(Data about app and page elements)

•••••

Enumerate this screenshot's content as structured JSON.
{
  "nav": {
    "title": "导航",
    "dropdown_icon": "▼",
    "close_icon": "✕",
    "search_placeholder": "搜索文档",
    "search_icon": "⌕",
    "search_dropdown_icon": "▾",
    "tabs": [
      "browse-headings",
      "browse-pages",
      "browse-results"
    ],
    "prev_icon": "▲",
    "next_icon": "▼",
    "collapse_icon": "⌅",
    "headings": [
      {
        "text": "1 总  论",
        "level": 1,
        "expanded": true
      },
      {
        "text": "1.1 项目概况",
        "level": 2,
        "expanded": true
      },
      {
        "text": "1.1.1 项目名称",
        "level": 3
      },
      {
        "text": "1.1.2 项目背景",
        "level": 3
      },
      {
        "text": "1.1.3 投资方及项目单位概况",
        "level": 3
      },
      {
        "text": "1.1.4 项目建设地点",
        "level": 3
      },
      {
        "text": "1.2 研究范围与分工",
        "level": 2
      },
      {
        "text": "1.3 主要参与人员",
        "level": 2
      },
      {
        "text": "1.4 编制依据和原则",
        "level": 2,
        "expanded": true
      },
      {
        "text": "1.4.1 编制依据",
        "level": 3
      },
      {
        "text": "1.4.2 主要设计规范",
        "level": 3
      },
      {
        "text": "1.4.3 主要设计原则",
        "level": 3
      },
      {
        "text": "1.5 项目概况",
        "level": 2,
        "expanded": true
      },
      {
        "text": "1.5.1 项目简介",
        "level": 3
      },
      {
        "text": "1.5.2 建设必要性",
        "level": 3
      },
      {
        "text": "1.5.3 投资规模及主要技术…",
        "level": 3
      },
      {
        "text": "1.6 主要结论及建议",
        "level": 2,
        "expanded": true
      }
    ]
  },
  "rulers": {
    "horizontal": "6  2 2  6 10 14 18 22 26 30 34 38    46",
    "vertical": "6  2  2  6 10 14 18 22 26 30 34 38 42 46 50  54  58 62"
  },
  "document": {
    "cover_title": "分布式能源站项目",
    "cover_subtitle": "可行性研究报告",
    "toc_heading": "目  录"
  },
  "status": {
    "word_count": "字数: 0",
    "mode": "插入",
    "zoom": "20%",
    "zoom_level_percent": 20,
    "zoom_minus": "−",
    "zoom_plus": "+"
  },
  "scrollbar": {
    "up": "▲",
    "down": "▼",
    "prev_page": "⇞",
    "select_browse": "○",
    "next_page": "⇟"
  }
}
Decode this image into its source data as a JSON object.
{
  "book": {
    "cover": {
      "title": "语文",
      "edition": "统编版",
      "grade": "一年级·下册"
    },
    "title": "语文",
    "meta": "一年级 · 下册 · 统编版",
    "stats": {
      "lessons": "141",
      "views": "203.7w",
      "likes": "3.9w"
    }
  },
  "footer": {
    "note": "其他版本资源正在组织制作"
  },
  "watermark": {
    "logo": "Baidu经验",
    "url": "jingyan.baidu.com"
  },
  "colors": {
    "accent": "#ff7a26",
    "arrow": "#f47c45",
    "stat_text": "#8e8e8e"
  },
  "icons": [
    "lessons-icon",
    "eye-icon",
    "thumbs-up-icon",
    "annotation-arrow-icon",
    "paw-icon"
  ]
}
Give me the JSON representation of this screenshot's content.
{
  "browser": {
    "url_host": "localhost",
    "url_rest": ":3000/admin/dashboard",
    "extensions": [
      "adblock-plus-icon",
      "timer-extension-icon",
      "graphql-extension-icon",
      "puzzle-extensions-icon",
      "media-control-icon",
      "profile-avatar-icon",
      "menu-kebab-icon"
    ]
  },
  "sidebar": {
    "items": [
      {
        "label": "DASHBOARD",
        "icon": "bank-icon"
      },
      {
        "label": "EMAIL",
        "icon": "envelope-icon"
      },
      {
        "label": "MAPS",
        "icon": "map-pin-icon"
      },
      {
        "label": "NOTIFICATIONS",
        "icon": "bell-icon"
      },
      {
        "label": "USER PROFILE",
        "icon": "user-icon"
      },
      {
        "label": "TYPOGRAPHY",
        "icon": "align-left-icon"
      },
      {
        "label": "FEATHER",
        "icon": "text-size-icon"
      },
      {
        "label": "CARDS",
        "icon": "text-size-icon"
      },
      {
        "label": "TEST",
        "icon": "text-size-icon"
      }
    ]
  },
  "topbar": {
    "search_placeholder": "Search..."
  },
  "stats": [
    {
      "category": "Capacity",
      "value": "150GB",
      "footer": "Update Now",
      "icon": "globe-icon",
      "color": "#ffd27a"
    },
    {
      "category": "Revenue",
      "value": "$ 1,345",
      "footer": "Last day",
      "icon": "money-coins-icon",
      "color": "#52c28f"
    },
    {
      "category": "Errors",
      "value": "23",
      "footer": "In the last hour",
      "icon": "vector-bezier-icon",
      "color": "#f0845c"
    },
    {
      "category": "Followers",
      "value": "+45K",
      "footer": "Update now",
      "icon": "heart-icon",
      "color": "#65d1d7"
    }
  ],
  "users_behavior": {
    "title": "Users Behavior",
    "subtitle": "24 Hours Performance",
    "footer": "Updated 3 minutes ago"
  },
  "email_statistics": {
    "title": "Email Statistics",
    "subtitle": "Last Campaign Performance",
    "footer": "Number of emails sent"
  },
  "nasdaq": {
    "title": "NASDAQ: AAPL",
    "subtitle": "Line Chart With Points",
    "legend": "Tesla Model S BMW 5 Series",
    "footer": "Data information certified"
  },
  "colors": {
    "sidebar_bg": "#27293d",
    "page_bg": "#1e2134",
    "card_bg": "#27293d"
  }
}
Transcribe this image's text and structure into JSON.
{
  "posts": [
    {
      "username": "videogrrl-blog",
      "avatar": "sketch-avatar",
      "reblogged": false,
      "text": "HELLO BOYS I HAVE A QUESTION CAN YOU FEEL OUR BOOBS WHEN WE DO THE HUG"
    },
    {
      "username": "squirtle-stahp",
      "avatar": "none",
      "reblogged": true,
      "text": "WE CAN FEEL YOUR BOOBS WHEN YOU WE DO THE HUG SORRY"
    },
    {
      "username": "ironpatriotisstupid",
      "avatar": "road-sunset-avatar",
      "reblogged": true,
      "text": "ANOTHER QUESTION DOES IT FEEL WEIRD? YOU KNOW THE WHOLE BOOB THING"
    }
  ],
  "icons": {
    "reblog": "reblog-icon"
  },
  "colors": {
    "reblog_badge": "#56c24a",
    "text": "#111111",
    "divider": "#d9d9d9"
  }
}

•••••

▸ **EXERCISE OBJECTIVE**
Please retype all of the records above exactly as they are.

▸ **FINISHED EXERCISE**
Enumerate this screenshot's content as structured JSON.
{
  "nav": {
    "title": "导航",
    "dropdown_icon": "▼",
    "close_icon": "✕",
    "search_placeholder": "搜索文档",
    "search_icon": "⌕",
    "search_dropdown_icon": "▾",
    "tabs": [
      "browse-headings",
      "browse-pages",
      "browse-results"
    ],
    "prev_icon": "▲",
    "next_icon": "▼",
    "collapse_icon": "⌅",
    "headings": [
      {
        "text": "1 总  论",
        "level": 1,
        "expanded": true
      },
      {
        "text": "1.1 项目概况",
        "level": 2,
        "expanded": true
      },
      {
        "text": "1.1.1 项目名称",
        "level": 3
      },
      {
        "text": "1.1.2 项目背景",
        "level": 3
      },
      {
        "text": "1.1.3 投资方及项目单位概况",
        "level": 3
      },
      {
        "text": "1.1.4 项目建设地点",
        "level": 3
      },
      {
        "text": "1.2 研究范围与分工",
        "level": 2
      },
      {
        "text": "1.3 主要参与人员",
        "level": 2
      },
      {
        "text": "1.4 编制依据和原则",
        "level": 2,
        "expanded": true
      },
      {
        "text": "1.4.1 编制依据",
        "level": 3
      },
      {
        "text": "1.4.2 主要设计规范",
        "level": 3
      },
      {
        "text": "1.4.3 主要设计原则",
        "level": 3
      },
      {
        "text": "1.5 项目概况",
        "level": 2,
        "expanded": true
      },
      {
        "text": "1.5.1 项目简介",
        "level": 3
      },
      {
        "text": "1.5.2 建设必要性",
        "level": 3
      },
      {
        "text": "1.5.3 投资规模及主要技术…",
        "level": 3
      },
      {
        "text": "1.6 主要结论及建议",
        "level": 2,
        "expanded": true
      }
    ]
  },
  "rulers": {
    "horizontal": "6  2 2  6 10 14 18 22 26 30 34 38    46",
    "vertical": "6  2  2  6 10 14 18 22 26 30 34 38 42 46 50  54  58 62"
  },
  "document": {
    "cover_title": "分布式能源站项目",
    "cover_subtitle": "可行性研究报告",
    "toc_heading": "目  录"
  },
  "status": {
    "word_count": "字数: 0",
    "mode": "插入",
    "zoom": "20%",
    "zoom_level_percent": 20,
    "zoom_minus": "−",
    "zoom_plus": "+"
  },
  "scrollbar": {
    "up": "▲",
    "down": "▼",
    "prev_page": "⇞",
    "select_browse": "○",
    "next_page": "⇟"
  }
}
Decode this image into its source data as a JSON object.
{
  "book": {
    "cover": {
      "title": "语文",
      "edition": "统编版",
      "grade": "一年级·下册"
    },
    "title": "语文",
    "meta": "一年级 · 下册 · 统编版",
    "stats": {
      "lessons": "141",
      "views": "203.7w",
      "likes": "3.9w"
    }
  },
  "footer": {
    "note": "其他版本资源正在组织制作"
  },
  "watermark": {
    "logo": "Baidu经验",
    "url": "jingyan.baidu.com"
  },
  "colors": {
    "accent": "#ff7a26",
    "arrow": "#f47c45",
    "stat_text": "#8e8e8e"
  },
  "icons": [
    "lessons-icon",
    "eye-icon",
    "thumbs-up-icon",
    "annotation-arrow-icon",
    "paw-icon"
  ]
}
Give me the JSON representation of this screenshot's content.
{
  "browser": {
    "url_host": "localhost",
    "url_rest": ":3000/admin/dashboard",
    "extensions": [
      "adblock-plus-icon",
      "timer-extension-icon",
      "graphql-extension-icon",
      "puzzle-extensions-icon",
      "media-control-icon",
      "profile-avatar-icon",
      "menu-kebab-icon"
    ]
  },
  "sidebar": {
    "items": [
      {
        "label": "DASHBOARD",
        "icon": "bank-icon"
      },
      {
        "label": "EMAIL",
        "icon": "envelope-icon"
      },
      {
        "label": "MAPS",
        "icon": "map-pin-icon"
      },
      {
        "label": "NOTIFICATIONS",
        "icon": "bell-icon"
      },
      {
        "label": "USER PROFILE",
        "icon": "user-icon"
      },
      {
        "label": "TYPOGRAPHY",
        "icon": "align-left-icon"
      },
      {
        "label": "FEATHER",
        "icon": "text-size-icon"
      },
      {
        "label": "CARDS",
        "icon": "text-size-icon"
      },
      {
        "label": "TEST",
        "icon": "text-size-icon"
      }
    ]
  },
  "topbar": {
    "search_placeholder": "Search..."
  },
  "stats": [
    {
      "category": "Capacity",
      "value": "150GB",
      "footer": "Update Now",
      "icon": "globe-icon",
      "color": "#ffd27a"
    },
    {
      "category": "Revenue",
      "value": "$ 1,345",
      "footer": "Last day",
      "icon": "money-coins-icon",
      "color": "#52c28f"
    },
    {
      "category": "Errors",
      "value": "23",
      "footer": "In the last hour",
      "icon": "vector-bezier-icon",
      "color": "#f0845c"
    },
    {
      "category": "Followers",
      "value": "+45K",
      "footer": "Update now",
      "icon": "heart-icon",
      "color": "#65d1d7"
    }
  ],
  "users_behavior": {
    "title": "Users Behavior",
    "subtitle": "24 Hours Performance",
    "footer": "Updated 3 minutes ago"
  },
  "email_statistics": {
    "title": "Email Statistics",
    "subtitle": "Last Campaign Performance",
    "footer": "Number of emails sent"
  },
  "nasdaq": {
    "title": "NASDAQ: AAPL",
    "subtitle": "Line Chart With Points",
    "legend": "Tesla Model S BMW 5 Series",
    "footer": "Data information certified"
  },
  "colors": {
    "sidebar_bg": "#27293d",
    "page_bg": "#1e2134",
    "card_bg": "#27293d"
  }
}
Transcribe this image's text and structure into JSON.
{
  "posts": [
    {
      "username": "videogrrl-blog",
      "avatar": "sketch-avatar",
      "reblogged": false,
      "text": "HELLO BOYS I HAVE A QUESTION CAN YOU FEEL OUR BOOBS WHEN WE DO THE HUG"
    },
    {
      "username": "squirtle-stahp",
      "avatar": "none",
      "reblogged": true,
      "text": "WE CAN FEEL YOUR BOOBS WHEN YOU WE DO THE HUG SORRY"
    },
    {
      "username": "ironpatriotisstupid",
      "avatar": "road-sunset-avatar",
      "reblogged": true,
      "text": "ANOTHER QUESTION DOES IT FEEL WEIRD? YOU KNOW THE WHOLE BOOB THING"
    }
  ],
  "icons": {
    "reblog": "reblog-icon"
  },
  "colors": {
    "reblog_badge": "#56c24a",
    "text": "#111111",
    "divider": "#d9d9d9"
  }
}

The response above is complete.